with the nonzero eigenvalues of the matrix being , for .
Durbin and Watson show that the exact distribution of depends on the eigenvalues of a matrix , where is the hat matrix of independent variables, i.e., the matrix such that the vector of fitted values, , can be written as . However, bounds on the distribution can be obtained, the lower bound being
and the upper bound being
where are independent standard Normal variables.
Two algorithms are used to compute the lower tail (significance level) probabilities, and , associated with and . If the procedure due to Pan (1964) is used, see Farebrother (1980), otherwise Imhof's method (see Imhof (1961)) is used.
The bounds are for the usual test of positive correlation; if a test of negative correlation is required the value of should be replaced by .
Durbin J and Watson G S (1950) Testing for serial correlation in least squares regression. I Biometrika37 409–428

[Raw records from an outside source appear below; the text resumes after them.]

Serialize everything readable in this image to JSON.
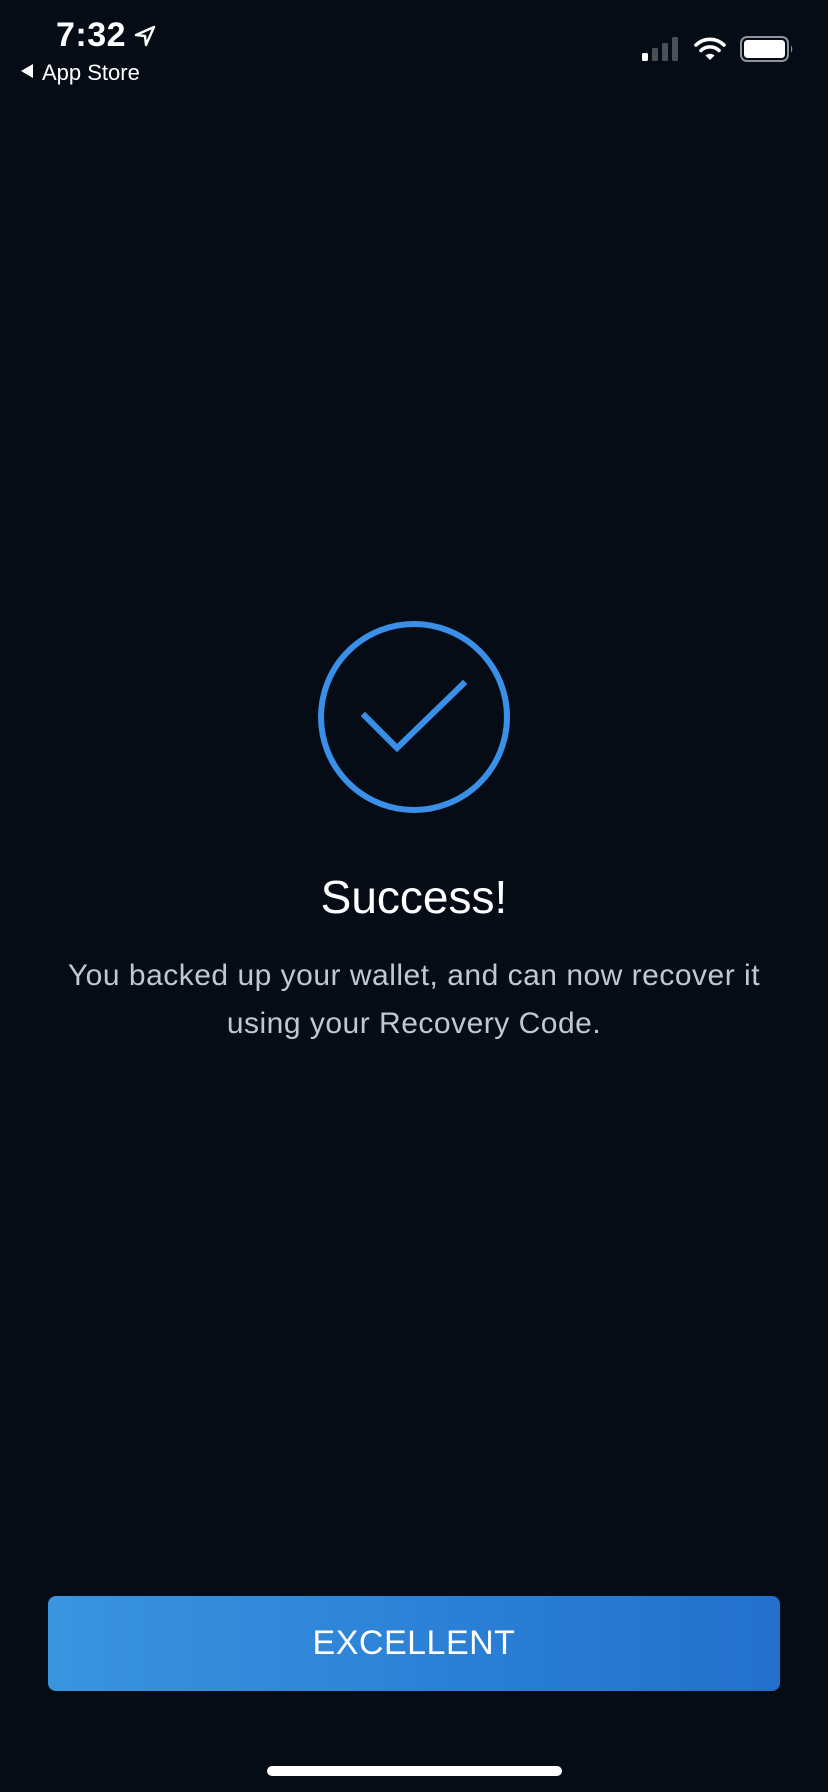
{
  "status_bar": {
    "time": "7:32",
    "back_label": "App Store",
    "icons": [
      "location-arrow-icon",
      "back-arrow-icon",
      "cellular-signal-icon",
      "wifi-icon",
      "battery-icon"
    ]
  },
  "success": {
    "icon": "check-circle-icon",
    "title": "Success!",
    "message": "You backed up your wallet, and can now recover it using your Recovery Code."
  },
  "actions": {
    "primary_label": "EXCELLENT"
  },
  "colors": {
    "background": "#060c16",
    "accent": "#3a8fe8",
    "button_start": "#3a94de",
    "button_end": "#2270cc",
    "message_text": "#c3c8d0"
  }
}
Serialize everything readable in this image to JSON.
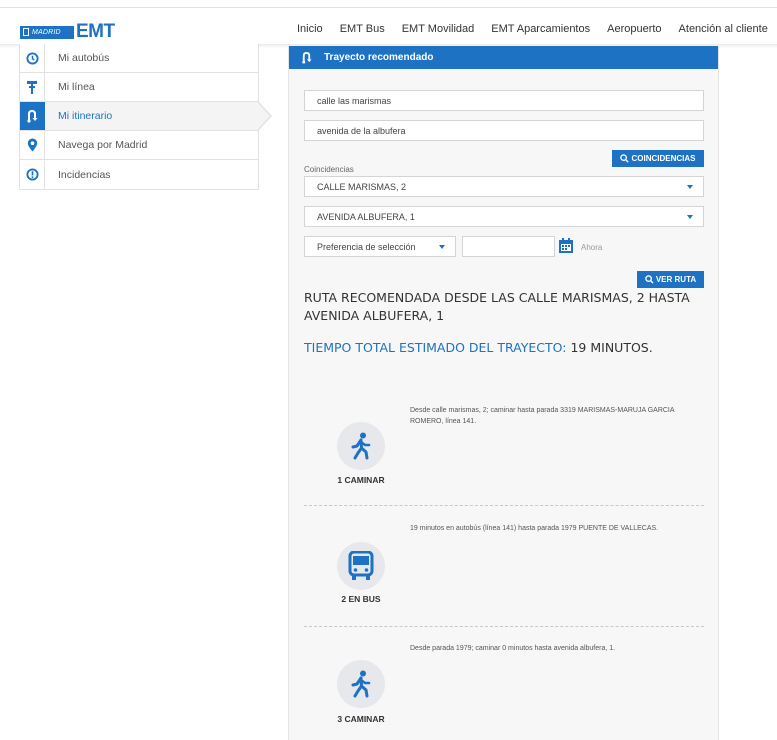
{
  "header": {
    "logo_small": "MADRID",
    "logo_text": "EMT",
    "nav": [
      "Inicio",
      "EMT Bus",
      "EMT Movilidad",
      "EMT Aparcamientos",
      "Aeropuerto",
      "Atención al cliente"
    ]
  },
  "sidebar": {
    "items": [
      {
        "label": "Mi autobús",
        "icon": "clock-icon"
      },
      {
        "label": "Mi línea",
        "icon": "bus-stop-icon"
      },
      {
        "label": "Mi itinerario",
        "icon": "route-icon",
        "active": true
      },
      {
        "label": "Navega por Madrid",
        "icon": "map-pin-icon"
      },
      {
        "label": "Incidencias",
        "icon": "alert-icon"
      }
    ]
  },
  "main": {
    "title": "Trayecto recomendado",
    "origin_value": "calle las marismas",
    "destination_value": "avenida de la albufera",
    "coincidencias_button": "COINCIDENCIAS",
    "coincidencias_label": "Coincidencias",
    "origin_select": "CALLE MARISMAS, 2",
    "destination_select": "AVENIDA ALBUFERA, 1",
    "preference_select": "Preferencia de selección",
    "ahora": "Ahora",
    "ver_ruta_button": "VER RUTA",
    "ruta_title": "RUTA RECOMENDADA DESDE LAS CALLE MARISMAS, 2 HASTA AVENIDA ALBUFERA, 1",
    "tiempo_label": "TIEMPO TOTAL ESTIMADO DEL TRAYECTO:",
    "tiempo_value": "19 MINUTOS."
  },
  "steps": [
    {
      "label": "1 CAMINAR",
      "icon": "walk-icon",
      "description": "Desde calle marismas, 2; caminar hasta parada 3319 MARISMAS-MARUJA GARCIA ROMERO, línea 141."
    },
    {
      "label": "2 EN BUS",
      "icon": "bus-icon",
      "description": "19 minutos en autobús (línea 141) hasta parada 1979 PUENTE DE VALLECAS."
    },
    {
      "label": "3 CAMINAR",
      "icon": "walk-icon",
      "description": "Desde parada 1979; caminar 0 minutos hasta avenida albufera, 1."
    }
  ],
  "colors": {
    "accent": "#1d72c4",
    "panel": "#f7f7f7"
  }
}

Durbin J and Watson G S (1951) Testing for serial correlation in least squares regression. II Biometrika38 159–178
Durbin J and Watson G S (1971) Testing for serial correlation in least squares regression. III Biometrika58 1–19
Farebrother R W (1980) Algorithm AS 153. Pan's procedure for the tail probabilities of the Durbin–Watson statistic Appl. Statist.29 224–227
Imhof J P (1961) Computing the distribution of quadratic forms in Normal variables Biometrika48 419–426
Newbold P (1988) Statistics for Business and Economics Prentice–Hall
Pan Jie–Jian (1964) Distributions of the noncircular serial correlation coefficients Shuxue Jinzhan7 328–337
1: – IntegerInput
On entry: , the number of observations used in calculating the Durbin–Watson statistic.
2: – IntegerInput
On entry: , the number of independent variables in the regression model, including the mean.
3: – doubleInput
On entry: , the Durbin–Watson statistic.
4: – double *Output
On exit: lower bound for the significance of the Durbin–Watson statistic, .
5: – double *Output
On exit: upper bound for the significance of the Durbin–Watson statistic, .
6: – NagError *Input/Output
The NAG error argument (see Section 7 in the Introduction to the NAG Library CL Interface).
6Error Indicators and Warnings
Dynamic memory allocation failed.
See Section 3.1.2 in the Introduction to the NAG Library CL Interface for further information.
On entry, argument had an illegal value.
On entry, .
On entry, and .
An internal error has occurred in this function. Check the function call and any array sizes. If the call is correct then please contact NAG for assistance.
See Section 7.5 in the Introduction to the NAG Library CL Interface for further information.
Your licence key may have expired or may not have been installed correctly.
See Section 8 in the Introduction to the NAG Library CL Interface for further information.
On entry, .
On successful exit at least decimal places of accuracy are achieved.
8Parallelism and Performance
Background information to multithreading can be found in the Multithreading documentation.
g01epc is not threaded in any implementation.
If the exact probabilities are required, then the first eigenvalues of can be computed and g01jdc used to compute the required probabilities with c set to and d to the Durbin–Watson statistic.
The values of , and the Durbin–Watson statistic are input and the bounds for the significance level calculated and printed.